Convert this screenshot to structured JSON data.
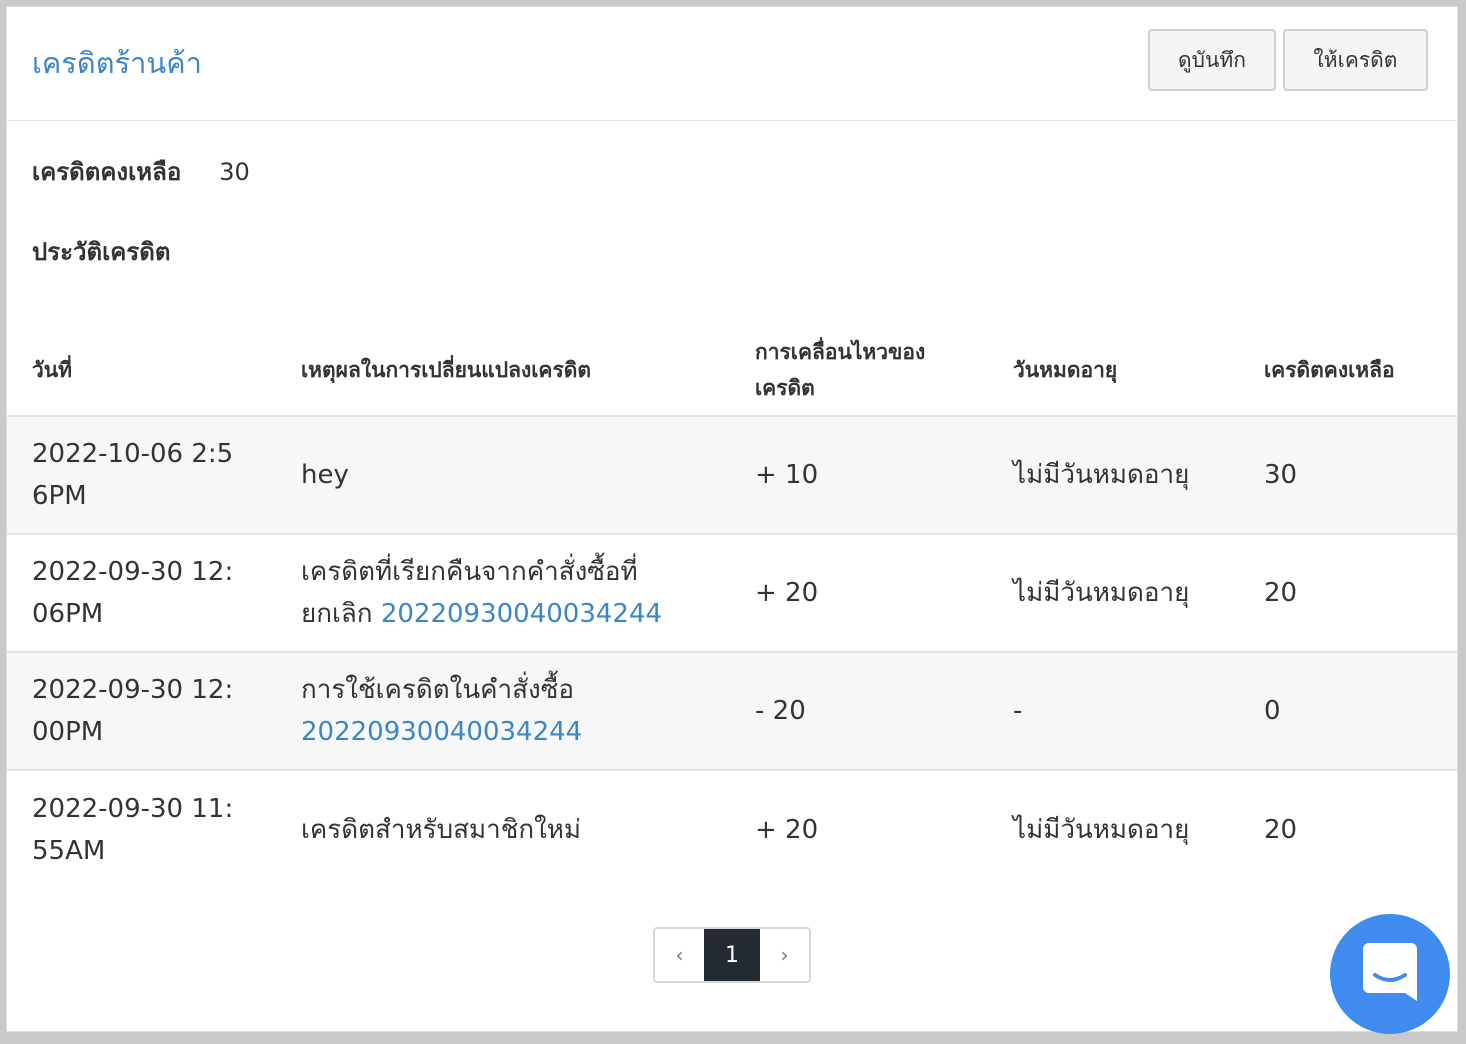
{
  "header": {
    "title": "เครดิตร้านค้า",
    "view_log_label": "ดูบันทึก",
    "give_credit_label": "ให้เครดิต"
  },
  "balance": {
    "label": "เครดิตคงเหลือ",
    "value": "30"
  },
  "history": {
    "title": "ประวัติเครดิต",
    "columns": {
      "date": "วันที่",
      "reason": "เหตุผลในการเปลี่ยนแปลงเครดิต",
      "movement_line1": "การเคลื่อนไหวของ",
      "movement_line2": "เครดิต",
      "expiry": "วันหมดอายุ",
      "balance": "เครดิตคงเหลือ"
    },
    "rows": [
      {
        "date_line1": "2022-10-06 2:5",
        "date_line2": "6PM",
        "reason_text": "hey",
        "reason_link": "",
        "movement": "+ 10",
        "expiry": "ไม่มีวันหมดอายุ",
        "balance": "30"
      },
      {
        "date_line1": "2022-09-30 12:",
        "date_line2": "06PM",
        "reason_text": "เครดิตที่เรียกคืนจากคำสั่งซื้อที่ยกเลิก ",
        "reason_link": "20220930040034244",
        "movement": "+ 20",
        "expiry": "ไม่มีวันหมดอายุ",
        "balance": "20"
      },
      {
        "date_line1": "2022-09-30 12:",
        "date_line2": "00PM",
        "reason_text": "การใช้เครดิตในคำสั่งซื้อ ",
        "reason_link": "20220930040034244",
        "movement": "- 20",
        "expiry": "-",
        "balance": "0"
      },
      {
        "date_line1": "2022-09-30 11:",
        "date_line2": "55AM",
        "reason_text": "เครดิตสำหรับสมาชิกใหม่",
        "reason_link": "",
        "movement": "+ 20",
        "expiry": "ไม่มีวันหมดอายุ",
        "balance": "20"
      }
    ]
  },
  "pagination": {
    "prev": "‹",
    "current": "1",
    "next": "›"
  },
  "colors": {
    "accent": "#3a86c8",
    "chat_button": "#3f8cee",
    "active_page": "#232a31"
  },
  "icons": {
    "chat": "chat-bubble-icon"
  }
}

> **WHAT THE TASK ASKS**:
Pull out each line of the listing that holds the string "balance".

> **EXERCISE RESPONSE**:
  "balance": {
      "balance": "เครดิตคงเหลือ"
        "balance": "30"
        "balance": "20"
        "balance": "0"
        "balance": "20"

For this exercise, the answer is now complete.